**What is needed:**
Leave out the pictures and copy every record exactly.
BEGIN Supplied entries
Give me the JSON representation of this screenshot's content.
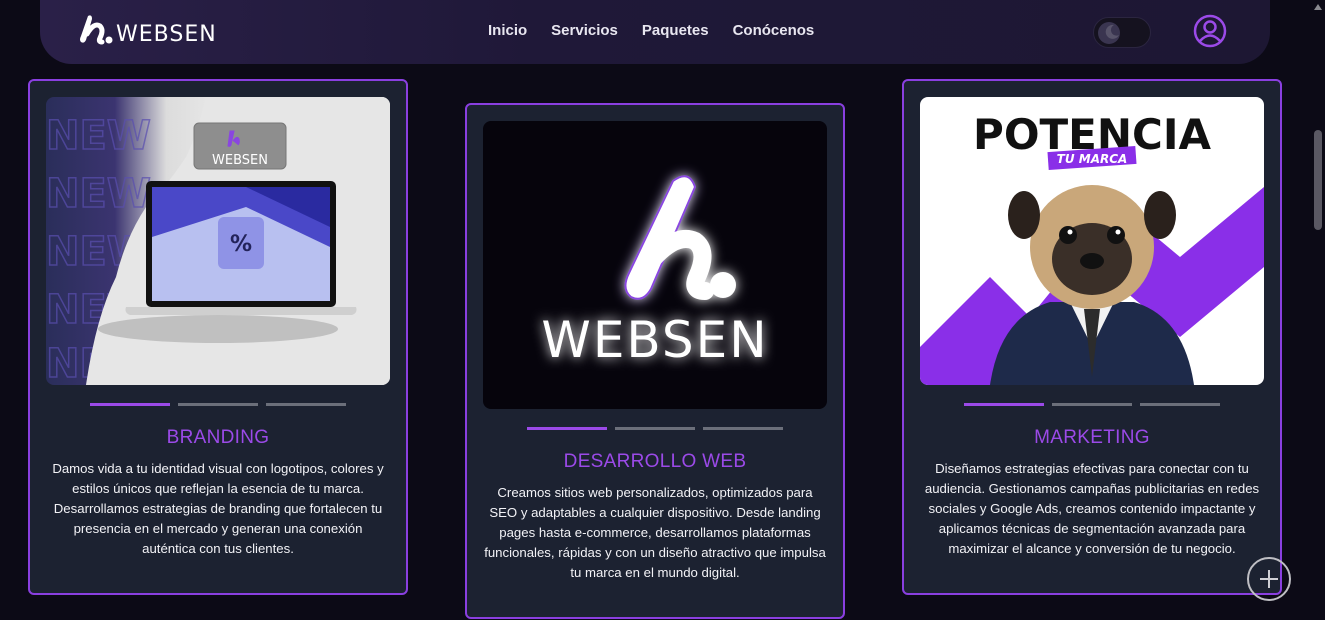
{
  "brand": {
    "name": "WEBSEN"
  },
  "nav": {
    "items": [
      {
        "label": "Inicio"
      },
      {
        "label": "Servicios"
      },
      {
        "label": "Paquetes"
      },
      {
        "label": "Conócenos"
      }
    ]
  },
  "theme_toggle": {
    "state": "dark",
    "icon": "moon-icon"
  },
  "user_icon": "user-circle-icon",
  "colors": {
    "accent": "#9b4ae8",
    "card_bg": "#1c2231",
    "page_bg": "#0c0a16"
  },
  "cards": [
    {
      "title": "BRANDING",
      "text": "Damos vida a tu identidad visual con logotipos, colores y estilos únicos que reflejan la esencia de tu marca. Desarrollamos estrategias de branding que fortalecen tu presencia en el mercado y generan una conexión auténtica con tus clientes.",
      "image": {
        "overlay_text": "NEW",
        "logo_text": "WEBSEN"
      },
      "carousel": {
        "slides": 3,
        "active": 1
      }
    },
    {
      "title": "DESARROLLO WEB",
      "text": "Creamos sitios web personalizados, optimizados para SEO y adaptables a cualquier dispositivo. Desde landing pages hasta e-commerce, desarrollamos plataformas funcionales, rápidas y con un diseño atractivo que impulsa tu marca en el mundo digital.",
      "image": {
        "logo_text": "WEBSEN"
      },
      "carousel": {
        "slides": 3,
        "active": 1
      }
    },
    {
      "title": "MARKETING",
      "text": "Diseñamos estrategias efectivas para conectar con tu audiencia. Gestionamos campañas publicitarias en redes sociales y Google Ads, creamos contenido impactante y aplicamos técnicas de segmentación avanzada para maximizar el alcance y conversión de tu negocio.",
      "image": {
        "headline": "POTENCIA",
        "tag": "TU MARCA"
      },
      "carousel": {
        "slides": 3,
        "active": 1
      }
    }
  ]
}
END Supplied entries
**Solution to this task:**
Give me the JSON representation of this screenshot's content.
{
  "brand": {
    "name": "WEBSEN"
  },
  "nav": {
    "items": [
      {
        "label": "Inicio"
      },
      {
        "label": "Servicios"
      },
      {
        "label": "Paquetes"
      },
      {
        "label": "Conócenos"
      }
    ]
  },
  "theme_toggle": {
    "state": "dark",
    "icon": "moon-icon"
  },
  "user_icon": "user-circle-icon",
  "colors": {
    "accent": "#9b4ae8",
    "card_bg": "#1c2231",
    "page_bg": "#0c0a16"
  },
  "cards": [
    {
      "title": "BRANDING",
      "text": "Damos vida a tu identidad visual con logotipos, colores y estilos únicos que reflejan la esencia de tu marca. Desarrollamos estrategias de branding que fortalecen tu presencia en el mercado y generan una conexión auténtica con tus clientes.",
      "image": {
        "overlay_text": "NEW",
        "logo_text": "WEBSEN"
      },
      "carousel": {
        "slides": 3,
        "active": 1
      }
    },
    {
      "title": "DESARROLLO WEB",
      "text": "Creamos sitios web personalizados, optimizados para SEO y adaptables a cualquier dispositivo. Desde landing pages hasta e-commerce, desarrollamos plataformas funcionales, rápidas y con un diseño atractivo que impulsa tu marca en el mundo digital.",
      "image": {
        "logo_text": "WEBSEN"
      },
      "carousel": {
        "slides": 3,
        "active": 1
      }
    },
    {
      "title": "MARKETING",
      "text": "Diseñamos estrategias efectivas para conectar con tu audiencia. Gestionamos campañas publicitarias en redes sociales y Google Ads, creamos contenido impactante y aplicamos técnicas de segmentación avanzada para maximizar el alcance y conversión de tu negocio.",
      "image": {
        "headline": "POTENCIA",
        "tag": "TU MARCA"
      },
      "carousel": {
        "slides": 3,
        "active": 1
      }
    }
  ]
}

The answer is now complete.